**Supplied material:**
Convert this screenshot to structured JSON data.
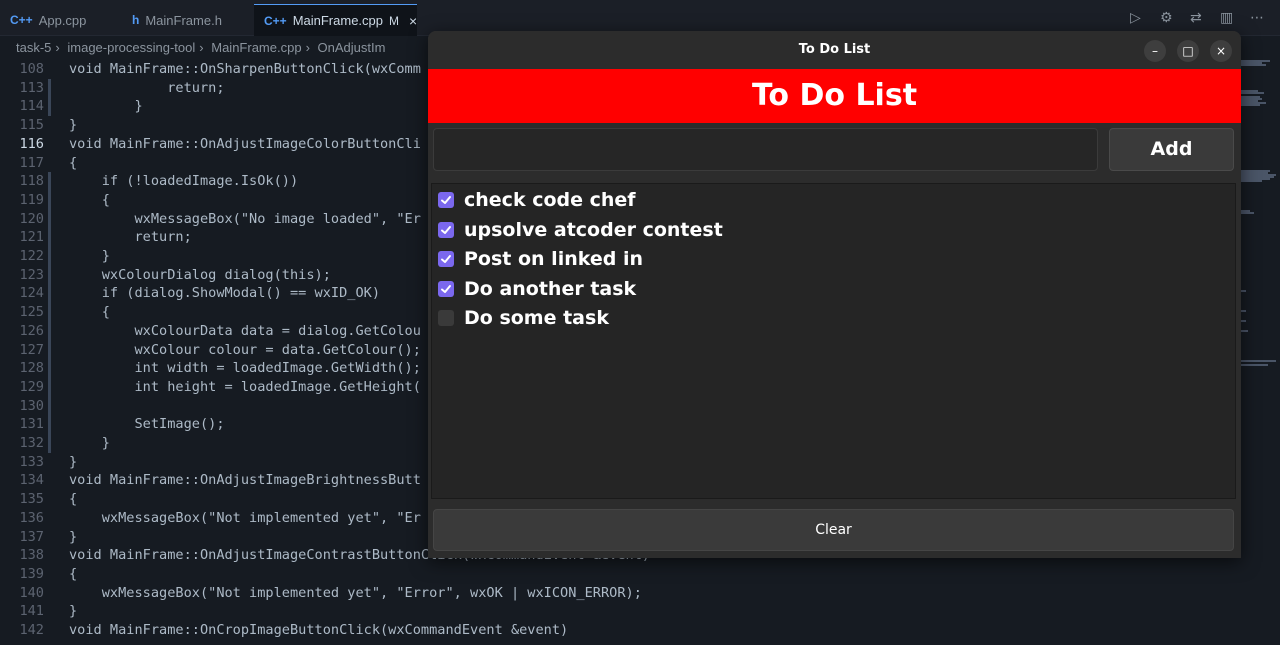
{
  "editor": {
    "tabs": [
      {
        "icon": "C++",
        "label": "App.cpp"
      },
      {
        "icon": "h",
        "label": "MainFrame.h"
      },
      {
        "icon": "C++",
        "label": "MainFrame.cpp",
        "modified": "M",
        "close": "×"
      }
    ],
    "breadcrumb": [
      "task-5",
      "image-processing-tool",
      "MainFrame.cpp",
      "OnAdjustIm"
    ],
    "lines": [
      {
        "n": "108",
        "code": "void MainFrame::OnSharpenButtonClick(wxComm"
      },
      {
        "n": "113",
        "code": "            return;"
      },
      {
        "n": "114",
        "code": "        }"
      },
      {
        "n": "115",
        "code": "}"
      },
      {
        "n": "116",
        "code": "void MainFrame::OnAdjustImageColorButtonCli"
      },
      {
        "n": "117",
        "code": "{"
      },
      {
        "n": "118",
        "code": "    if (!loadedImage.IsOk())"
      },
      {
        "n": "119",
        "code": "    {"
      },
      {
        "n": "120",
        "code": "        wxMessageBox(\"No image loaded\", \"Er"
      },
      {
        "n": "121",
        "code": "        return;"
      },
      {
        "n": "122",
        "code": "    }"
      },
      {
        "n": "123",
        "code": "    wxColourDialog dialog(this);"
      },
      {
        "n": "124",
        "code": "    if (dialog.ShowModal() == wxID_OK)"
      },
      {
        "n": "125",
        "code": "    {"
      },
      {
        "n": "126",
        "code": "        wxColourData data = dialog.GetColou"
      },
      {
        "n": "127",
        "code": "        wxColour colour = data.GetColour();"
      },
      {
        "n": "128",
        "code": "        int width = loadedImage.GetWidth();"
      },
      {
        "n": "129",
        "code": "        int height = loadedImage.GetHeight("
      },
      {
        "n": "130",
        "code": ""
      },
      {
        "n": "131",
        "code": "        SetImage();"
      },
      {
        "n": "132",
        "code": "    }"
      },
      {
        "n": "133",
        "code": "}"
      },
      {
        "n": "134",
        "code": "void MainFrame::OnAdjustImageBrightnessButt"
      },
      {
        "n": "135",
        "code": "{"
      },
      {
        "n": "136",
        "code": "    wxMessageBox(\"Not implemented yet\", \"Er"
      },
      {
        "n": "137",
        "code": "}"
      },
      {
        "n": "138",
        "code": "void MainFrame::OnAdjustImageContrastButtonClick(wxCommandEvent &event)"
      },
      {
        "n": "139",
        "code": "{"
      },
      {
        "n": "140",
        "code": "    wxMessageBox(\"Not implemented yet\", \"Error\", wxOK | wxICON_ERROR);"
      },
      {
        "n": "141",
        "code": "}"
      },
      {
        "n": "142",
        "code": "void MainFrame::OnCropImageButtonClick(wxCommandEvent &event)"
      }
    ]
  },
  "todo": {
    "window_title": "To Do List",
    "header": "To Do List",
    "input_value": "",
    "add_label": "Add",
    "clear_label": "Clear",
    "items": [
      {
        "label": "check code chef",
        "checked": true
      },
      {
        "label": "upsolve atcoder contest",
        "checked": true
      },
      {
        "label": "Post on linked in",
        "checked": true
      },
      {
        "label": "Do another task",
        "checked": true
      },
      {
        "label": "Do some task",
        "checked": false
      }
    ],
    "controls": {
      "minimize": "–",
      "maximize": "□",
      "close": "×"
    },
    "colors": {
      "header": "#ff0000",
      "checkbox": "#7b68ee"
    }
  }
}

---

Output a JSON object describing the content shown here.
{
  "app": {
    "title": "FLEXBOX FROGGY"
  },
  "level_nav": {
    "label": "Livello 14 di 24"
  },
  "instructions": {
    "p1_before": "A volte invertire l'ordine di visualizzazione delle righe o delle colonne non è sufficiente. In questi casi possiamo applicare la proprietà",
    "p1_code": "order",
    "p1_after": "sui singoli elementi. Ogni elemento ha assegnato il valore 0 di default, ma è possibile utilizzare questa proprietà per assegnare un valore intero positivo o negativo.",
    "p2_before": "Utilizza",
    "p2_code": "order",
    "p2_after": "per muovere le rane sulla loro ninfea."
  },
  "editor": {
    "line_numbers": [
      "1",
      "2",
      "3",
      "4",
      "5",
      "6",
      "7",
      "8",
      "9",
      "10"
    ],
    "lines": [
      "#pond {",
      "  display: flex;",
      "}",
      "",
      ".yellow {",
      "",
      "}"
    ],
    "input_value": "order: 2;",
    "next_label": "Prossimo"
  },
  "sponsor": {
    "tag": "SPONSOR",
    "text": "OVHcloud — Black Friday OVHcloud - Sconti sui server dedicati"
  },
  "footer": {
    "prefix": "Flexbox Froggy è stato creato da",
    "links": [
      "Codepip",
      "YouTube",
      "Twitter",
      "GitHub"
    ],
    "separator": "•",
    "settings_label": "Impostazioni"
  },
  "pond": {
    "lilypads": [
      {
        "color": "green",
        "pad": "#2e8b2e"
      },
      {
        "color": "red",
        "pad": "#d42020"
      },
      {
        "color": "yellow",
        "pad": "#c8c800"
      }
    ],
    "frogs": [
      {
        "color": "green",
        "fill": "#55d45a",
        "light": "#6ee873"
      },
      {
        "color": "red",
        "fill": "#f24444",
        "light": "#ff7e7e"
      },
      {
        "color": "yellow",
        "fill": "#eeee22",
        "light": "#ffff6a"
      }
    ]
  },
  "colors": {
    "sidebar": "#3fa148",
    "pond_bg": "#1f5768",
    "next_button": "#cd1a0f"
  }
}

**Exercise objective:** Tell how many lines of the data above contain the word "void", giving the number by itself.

**Written response:** 5